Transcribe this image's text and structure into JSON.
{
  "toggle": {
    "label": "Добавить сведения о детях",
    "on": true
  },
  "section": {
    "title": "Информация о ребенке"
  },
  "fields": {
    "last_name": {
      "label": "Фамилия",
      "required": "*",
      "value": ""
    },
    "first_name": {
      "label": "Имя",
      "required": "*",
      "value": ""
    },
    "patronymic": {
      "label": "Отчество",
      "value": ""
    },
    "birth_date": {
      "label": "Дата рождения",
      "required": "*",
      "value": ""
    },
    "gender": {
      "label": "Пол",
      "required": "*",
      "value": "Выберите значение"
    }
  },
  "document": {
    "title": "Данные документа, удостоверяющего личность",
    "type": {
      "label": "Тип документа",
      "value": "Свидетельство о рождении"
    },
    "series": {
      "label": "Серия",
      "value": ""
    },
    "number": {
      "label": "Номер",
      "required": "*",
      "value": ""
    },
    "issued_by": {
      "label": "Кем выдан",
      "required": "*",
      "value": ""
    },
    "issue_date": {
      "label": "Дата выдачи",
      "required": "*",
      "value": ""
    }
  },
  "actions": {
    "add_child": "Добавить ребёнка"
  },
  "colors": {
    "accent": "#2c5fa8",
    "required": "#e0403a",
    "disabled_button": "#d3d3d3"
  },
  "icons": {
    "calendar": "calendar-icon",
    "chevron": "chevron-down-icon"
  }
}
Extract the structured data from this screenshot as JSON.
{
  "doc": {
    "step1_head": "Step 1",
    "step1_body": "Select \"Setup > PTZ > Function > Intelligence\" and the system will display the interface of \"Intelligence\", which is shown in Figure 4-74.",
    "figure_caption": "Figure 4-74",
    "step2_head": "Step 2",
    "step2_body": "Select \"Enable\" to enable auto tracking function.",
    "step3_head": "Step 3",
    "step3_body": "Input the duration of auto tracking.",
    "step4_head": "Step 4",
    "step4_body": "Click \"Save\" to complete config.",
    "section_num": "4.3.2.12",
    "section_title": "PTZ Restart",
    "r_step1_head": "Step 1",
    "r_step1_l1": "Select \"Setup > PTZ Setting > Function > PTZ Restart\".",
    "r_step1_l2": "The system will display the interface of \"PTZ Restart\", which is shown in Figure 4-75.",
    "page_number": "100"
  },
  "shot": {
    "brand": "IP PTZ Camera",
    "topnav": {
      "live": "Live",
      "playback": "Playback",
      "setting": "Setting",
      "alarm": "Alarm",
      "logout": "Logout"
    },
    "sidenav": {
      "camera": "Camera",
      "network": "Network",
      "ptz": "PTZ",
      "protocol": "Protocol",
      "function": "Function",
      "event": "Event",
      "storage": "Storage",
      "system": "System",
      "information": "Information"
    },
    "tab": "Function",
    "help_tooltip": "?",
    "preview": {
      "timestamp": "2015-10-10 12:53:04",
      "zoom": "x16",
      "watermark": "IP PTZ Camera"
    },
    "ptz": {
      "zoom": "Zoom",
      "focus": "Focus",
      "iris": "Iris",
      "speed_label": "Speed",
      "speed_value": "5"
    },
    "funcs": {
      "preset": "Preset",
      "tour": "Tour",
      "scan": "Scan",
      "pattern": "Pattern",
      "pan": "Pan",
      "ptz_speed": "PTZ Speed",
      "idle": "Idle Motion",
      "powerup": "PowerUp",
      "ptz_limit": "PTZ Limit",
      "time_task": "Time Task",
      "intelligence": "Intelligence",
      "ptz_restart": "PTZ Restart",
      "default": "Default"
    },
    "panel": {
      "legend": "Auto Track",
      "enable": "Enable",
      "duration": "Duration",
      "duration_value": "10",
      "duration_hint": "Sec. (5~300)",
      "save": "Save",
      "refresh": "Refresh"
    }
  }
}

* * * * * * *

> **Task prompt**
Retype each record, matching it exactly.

> **Result for this exercise**
Transcribe this image's text and structure into JSON.
{
  "toggle": {
    "label": "Добавить сведения о детях",
    "on": true
  },
  "section": {
    "title": "Информация о ребенке"
  },
  "fields": {
    "last_name": {
      "label": "Фамилия",
      "required": "*",
      "value": ""
    },
    "first_name": {
      "label": "Имя",
      "required": "*",
      "value": ""
    },
    "patronymic": {
      "label": "Отчество",
      "value": ""
    },
    "birth_date": {
      "label": "Дата рождения",
      "required": "*",
      "value": ""
    },
    "gender": {
      "label": "Пол",
      "required": "*",
      "value": "Выберите значение"
    }
  },
  "document": {
    "title": "Данные документа, удостоверяющего личность",
    "type": {
      "label": "Тип документа",
      "value": "Свидетельство о рождении"
    },
    "series": {
      "label": "Серия",
      "value": ""
    },
    "number": {
      "label": "Номер",
      "required": "*",
      "value": ""
    },
    "issued_by": {
      "label": "Кем выдан",
      "required": "*",
      "value": ""
    },
    "issue_date": {
      "label": "Дата выдачи",
      "required": "*",
      "value": ""
    }
  },
  "actions": {
    "add_child": "Добавить ребёнка"
  },
  "colors": {
    "accent": "#2c5fa8",
    "required": "#e0403a",
    "disabled_button": "#d3d3d3"
  },
  "icons": {
    "calendar": "calendar-icon",
    "chevron": "chevron-down-icon"
  }
}
Extract the structured data from this screenshot as JSON.
{
  "doc": {
    "step1_head": "Step 1",
    "step1_body": "Select \"Setup > PTZ > Function > Intelligence\" and the system will display the interface of \"Intelligence\", which is shown in Figure 4-74.",
    "figure_caption": "Figure 4-74",
    "step2_head": "Step 2",
    "step2_body": "Select \"Enable\" to enable auto tracking function.",
    "step3_head": "Step 3",
    "step3_body": "Input the duration of auto tracking.",
    "step4_head": "Step 4",
    "step4_body": "Click \"Save\" to complete config.",
    "section_num": "4.3.2.12",
    "section_title": "PTZ Restart",
    "r_step1_head": "Step 1",
    "r_step1_l1": "Select \"Setup > PTZ Setting > Function > PTZ Restart\".",
    "r_step1_l2": "The system will display the interface of \"PTZ Restart\", which is shown in Figure 4-75.",
    "page_number": "100"
  },
  "shot": {
    "brand": "IP PTZ Camera",
    "topnav": {
      "live": "Live",
      "playback": "Playback",
      "setting": "Setting",
      "alarm": "Alarm",
      "logout": "Logout"
    },
    "sidenav": {
      "camera": "Camera",
      "network": "Network",
      "ptz": "PTZ",
      "protocol": "Protocol",
      "function": "Function",
      "event": "Event",
      "storage": "Storage",
      "system": "System",
      "information": "Information"
    },
    "tab": "Function",
    "help_tooltip": "?",
    "preview": {
      "timestamp": "2015-10-10 12:53:04",
      "zoom": "x16",
      "watermark": "IP PTZ Camera"
    },
    "ptz": {
      "zoom": "Zoom",
      "focus": "Focus",
      "iris": "Iris",
      "speed_label": "Speed",
      "speed_value": "5"
    },
    "funcs": {
      "preset": "Preset",
      "tour": "Tour",
      "scan": "Scan",
      "pattern": "Pattern",
      "pan": "Pan",
      "ptz_speed": "PTZ Speed",
      "idle": "Idle Motion",
      "powerup": "PowerUp",
      "ptz_limit": "PTZ Limit",
      "time_task": "Time Task",
      "intelligence": "Intelligence",
      "ptz_restart": "PTZ Restart",
      "default": "Default"
    },
    "panel": {
      "legend": "Auto Track",
      "enable": "Enable",
      "duration": "Duration",
      "duration_value": "10",
      "duration_hint": "Sec. (5~300)",
      "save": "Save",
      "refresh": "Refresh"
    }
  }
}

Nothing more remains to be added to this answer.